▸ Data entries
-=-=-=-=-

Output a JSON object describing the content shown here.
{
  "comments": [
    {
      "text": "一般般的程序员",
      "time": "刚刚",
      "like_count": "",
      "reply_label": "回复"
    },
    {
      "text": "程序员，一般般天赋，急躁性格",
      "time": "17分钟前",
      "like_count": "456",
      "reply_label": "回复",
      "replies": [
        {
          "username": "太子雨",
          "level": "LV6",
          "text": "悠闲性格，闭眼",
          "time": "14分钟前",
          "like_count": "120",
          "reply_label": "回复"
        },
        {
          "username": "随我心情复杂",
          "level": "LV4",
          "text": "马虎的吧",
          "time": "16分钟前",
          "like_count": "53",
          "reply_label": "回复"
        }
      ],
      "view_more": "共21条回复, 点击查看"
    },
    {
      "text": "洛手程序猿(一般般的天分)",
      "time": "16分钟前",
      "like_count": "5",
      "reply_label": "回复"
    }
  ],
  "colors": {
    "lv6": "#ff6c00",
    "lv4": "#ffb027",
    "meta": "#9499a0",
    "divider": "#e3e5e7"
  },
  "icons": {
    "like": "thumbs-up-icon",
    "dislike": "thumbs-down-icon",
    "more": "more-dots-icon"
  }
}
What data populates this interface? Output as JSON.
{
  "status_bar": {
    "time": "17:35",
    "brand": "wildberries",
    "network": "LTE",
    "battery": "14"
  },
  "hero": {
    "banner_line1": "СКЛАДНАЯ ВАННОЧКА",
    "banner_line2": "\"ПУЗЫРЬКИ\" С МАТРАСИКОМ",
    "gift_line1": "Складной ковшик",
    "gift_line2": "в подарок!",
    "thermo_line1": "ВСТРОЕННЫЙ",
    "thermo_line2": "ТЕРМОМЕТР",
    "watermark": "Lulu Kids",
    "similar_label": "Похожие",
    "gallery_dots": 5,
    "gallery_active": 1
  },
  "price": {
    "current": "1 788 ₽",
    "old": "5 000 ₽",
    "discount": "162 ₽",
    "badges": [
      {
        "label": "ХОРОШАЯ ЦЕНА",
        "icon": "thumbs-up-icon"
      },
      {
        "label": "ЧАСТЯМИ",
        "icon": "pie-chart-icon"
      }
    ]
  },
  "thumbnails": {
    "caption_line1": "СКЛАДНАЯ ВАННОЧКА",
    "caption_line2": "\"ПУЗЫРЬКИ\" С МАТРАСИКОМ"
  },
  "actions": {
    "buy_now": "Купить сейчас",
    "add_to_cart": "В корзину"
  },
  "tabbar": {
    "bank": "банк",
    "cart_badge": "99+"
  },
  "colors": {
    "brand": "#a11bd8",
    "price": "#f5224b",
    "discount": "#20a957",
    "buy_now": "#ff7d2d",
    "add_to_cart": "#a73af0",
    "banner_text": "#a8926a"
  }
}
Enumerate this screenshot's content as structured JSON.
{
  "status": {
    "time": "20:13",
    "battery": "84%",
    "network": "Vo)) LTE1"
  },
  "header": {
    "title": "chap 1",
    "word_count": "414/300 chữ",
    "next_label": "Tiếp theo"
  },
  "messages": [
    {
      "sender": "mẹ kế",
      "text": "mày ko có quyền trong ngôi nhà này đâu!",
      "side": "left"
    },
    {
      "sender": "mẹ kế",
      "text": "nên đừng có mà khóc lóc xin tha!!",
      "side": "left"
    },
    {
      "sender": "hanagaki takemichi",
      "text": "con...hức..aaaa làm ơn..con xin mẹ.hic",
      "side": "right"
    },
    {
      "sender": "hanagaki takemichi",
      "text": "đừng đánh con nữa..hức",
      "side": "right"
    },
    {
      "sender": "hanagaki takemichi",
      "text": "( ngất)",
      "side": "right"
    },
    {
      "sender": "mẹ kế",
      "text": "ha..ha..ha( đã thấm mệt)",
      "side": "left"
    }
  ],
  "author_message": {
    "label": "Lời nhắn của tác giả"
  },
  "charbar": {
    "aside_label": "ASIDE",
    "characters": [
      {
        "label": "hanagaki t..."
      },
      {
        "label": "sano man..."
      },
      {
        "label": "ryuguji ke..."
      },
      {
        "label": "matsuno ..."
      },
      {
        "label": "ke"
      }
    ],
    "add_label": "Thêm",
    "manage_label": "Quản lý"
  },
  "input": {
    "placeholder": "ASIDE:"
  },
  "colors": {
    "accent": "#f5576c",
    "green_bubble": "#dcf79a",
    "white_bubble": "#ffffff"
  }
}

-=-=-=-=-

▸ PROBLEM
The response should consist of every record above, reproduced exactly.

▸ SOLUTION TO THIS EXERCISE
Output a JSON object describing the content shown here.
{
  "comments": [
    {
      "text": "一般般的程序员",
      "time": "刚刚",
      "like_count": "",
      "reply_label": "回复"
    },
    {
      "text": "程序员，一般般天赋，急躁性格",
      "time": "17分钟前",
      "like_count": "456",
      "reply_label": "回复",
      "replies": [
        {
          "username": "太子雨",
          "level": "LV6",
          "text": "悠闲性格，闭眼",
          "time": "14分钟前",
          "like_count": "120",
          "reply_label": "回复"
        },
        {
          "username": "随我心情复杂",
          "level": "LV4",
          "text": "马虎的吧",
          "time": "16分钟前",
          "like_count": "53",
          "reply_label": "回复"
        }
      ],
      "view_more": "共21条回复, 点击查看"
    },
    {
      "text": "洛手程序猿(一般般的天分)",
      "time": "16分钟前",
      "like_count": "5",
      "reply_label": "回复"
    }
  ],
  "colors": {
    "lv6": "#ff6c00",
    "lv4": "#ffb027",
    "meta": "#9499a0",
    "divider": "#e3e5e7"
  },
  "icons": {
    "like": "thumbs-up-icon",
    "dislike": "thumbs-down-icon",
    "more": "more-dots-icon"
  }
}
What data populates this interface? Output as JSON.
{
  "status_bar": {
    "time": "17:35",
    "brand": "wildberries",
    "network": "LTE",
    "battery": "14"
  },
  "hero": {
    "banner_line1": "СКЛАДНАЯ ВАННОЧКА",
    "banner_line2": "\"ПУЗЫРЬКИ\" С МАТРАСИКОМ",
    "gift_line1": "Складной ковшик",
    "gift_line2": "в подарок!",
    "thermo_line1": "ВСТРОЕННЫЙ",
    "thermo_line2": "ТЕРМОМЕТР",
    "watermark": "Lulu Kids",
    "similar_label": "Похожие",
    "gallery_dots": 5,
    "gallery_active": 1
  },
  "price": {
    "current": "1 788 ₽",
    "old": "5 000 ₽",
    "discount": "162 ₽",
    "badges": [
      {
        "label": "ХОРОШАЯ ЦЕНА",
        "icon": "thumbs-up-icon"
      },
      {
        "label": "ЧАСТЯМИ",
        "icon": "pie-chart-icon"
      }
    ]
  },
  "thumbnails": {
    "caption_line1": "СКЛАДНАЯ ВАННОЧКА",
    "caption_line2": "\"ПУЗЫРЬКИ\" С МАТРАСИКОМ"
  },
  "actions": {
    "buy_now": "Купить сейчас",
    "add_to_cart": "В корзину"
  },
  "tabbar": {
    "bank": "банк",
    "cart_badge": "99+"
  },
  "colors": {
    "brand": "#a11bd8",
    "price": "#f5224b",
    "discount": "#20a957",
    "buy_now": "#ff7d2d",
    "add_to_cart": "#a73af0",
    "banner_text": "#a8926a"
  }
}
Enumerate this screenshot's content as structured JSON.
{
  "status": {
    "time": "20:13",
    "battery": "84%",
    "network": "Vo)) LTE1"
  },
  "header": {
    "title": "chap 1",
    "word_count": "414/300 chữ",
    "next_label": "Tiếp theo"
  },
  "messages": [
    {
      "sender": "mẹ kế",
      "text": "mày ko có quyền trong ngôi nhà này đâu!",
      "side": "left"
    },
    {
      "sender": "mẹ kế",
      "text": "nên đừng có mà khóc lóc xin tha!!",
      "side": "left"
    },
    {
      "sender": "hanagaki takemichi",
      "text": "con...hức..aaaa làm ơn..con xin mẹ.hic",
      "side": "right"
    },
    {
      "sender": "hanagaki takemichi",
      "text": "đừng đánh con nữa..hức",
      "side": "right"
    },
    {
      "sender": "hanagaki takemichi",
      "text": "( ngất)",
      "side": "right"
    },
    {
      "sender": "mẹ kế",
      "text": "ha..ha..ha( đã thấm mệt)",
      "side": "left"
    }
  ],
  "author_message": {
    "label": "Lời nhắn của tác giả"
  },
  "charbar": {
    "aside_label": "ASIDE",
    "characters": [
      {
        "label": "hanagaki t..."
      },
      {
        "label": "sano man..."
      },
      {
        "label": "ryuguji ke..."
      },
      {
        "label": "matsuno ..."
      },
      {
        "label": "ke"
      }
    ],
    "add_label": "Thêm",
    "manage_label": "Quản lý"
  },
  "input": {
    "placeholder": "ASIDE:"
  },
  "colors": {
    "accent": "#f5576c",
    "green_bubble": "#dcf79a",
    "white_bubble": "#ffffff"
  }
}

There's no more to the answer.